Saved entries

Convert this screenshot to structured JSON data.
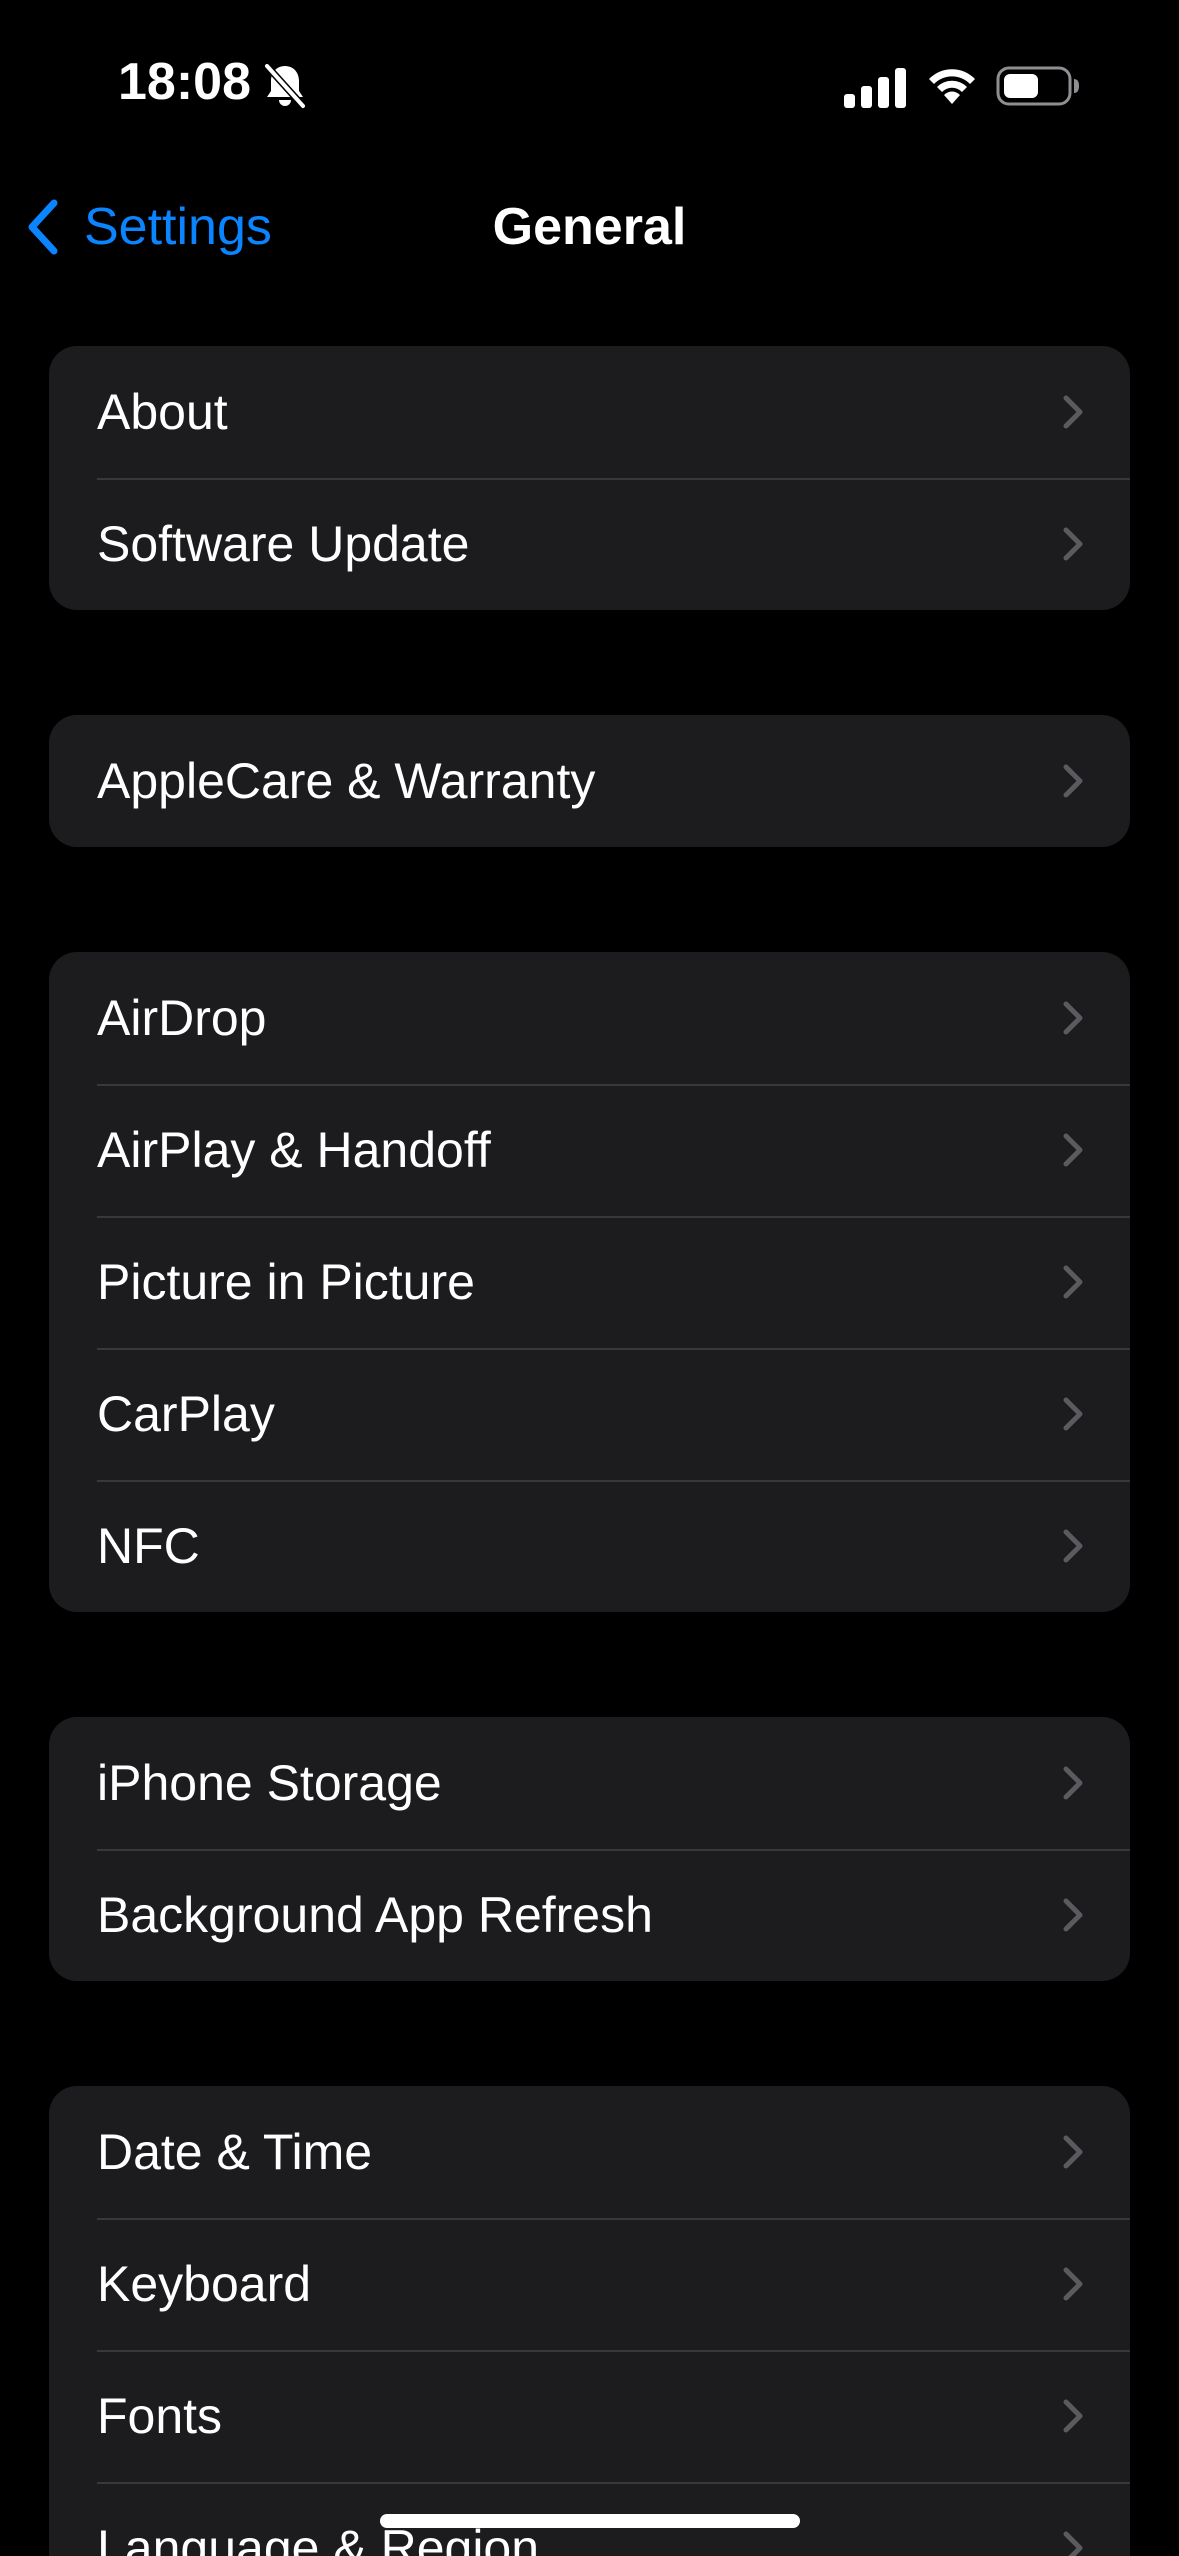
{
  "status_bar": {
    "time": "18:08",
    "icons": [
      "bell-slash-icon",
      "cellular-signal-icon",
      "wifi-icon",
      "battery-icon"
    ]
  },
  "nav": {
    "back_label": "Settings",
    "title": "General"
  },
  "groups": [
    {
      "rows": [
        "About",
        "Software Update"
      ]
    },
    {
      "rows": [
        "AppleCare & Warranty"
      ]
    },
    {
      "rows": [
        "AirDrop",
        "AirPlay & Handoff",
        "Picture in Picture",
        "CarPlay",
        "NFC"
      ]
    },
    {
      "rows": [
        "iPhone Storage",
        "Background App Refresh"
      ]
    },
    {
      "rows": [
        "Date & Time",
        "Keyboard",
        "Fonts",
        "Language & Region"
      ]
    }
  ],
  "colors": {
    "background": "#000000",
    "cell": "#1c1c1e",
    "separator": "#38383a",
    "accent": "#0a84ff",
    "chevron": "#5a5a5f"
  }
}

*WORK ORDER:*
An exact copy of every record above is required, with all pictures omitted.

*RESPONSE TO THIS EXERCISE:*
Convert this screenshot to structured JSON data.
{
  "status_bar": {
    "time": "18:08",
    "icons": [
      "bell-slash-icon",
      "cellular-signal-icon",
      "wifi-icon",
      "battery-icon"
    ]
  },
  "nav": {
    "back_label": "Settings",
    "title": "General"
  },
  "groups": [
    {
      "rows": [
        "About",
        "Software Update"
      ]
    },
    {
      "rows": [
        "AppleCare & Warranty"
      ]
    },
    {
      "rows": [
        "AirDrop",
        "AirPlay & Handoff",
        "Picture in Picture",
        "CarPlay",
        "NFC"
      ]
    },
    {
      "rows": [
        "iPhone Storage",
        "Background App Refresh"
      ]
    },
    {
      "rows": [
        "Date & Time",
        "Keyboard",
        "Fonts",
        "Language & Region"
      ]
    }
  ],
  "colors": {
    "background": "#000000",
    "cell": "#1c1c1e",
    "separator": "#38383a",
    "accent": "#0a84ff",
    "chevron": "#5a5a5f"
  }
}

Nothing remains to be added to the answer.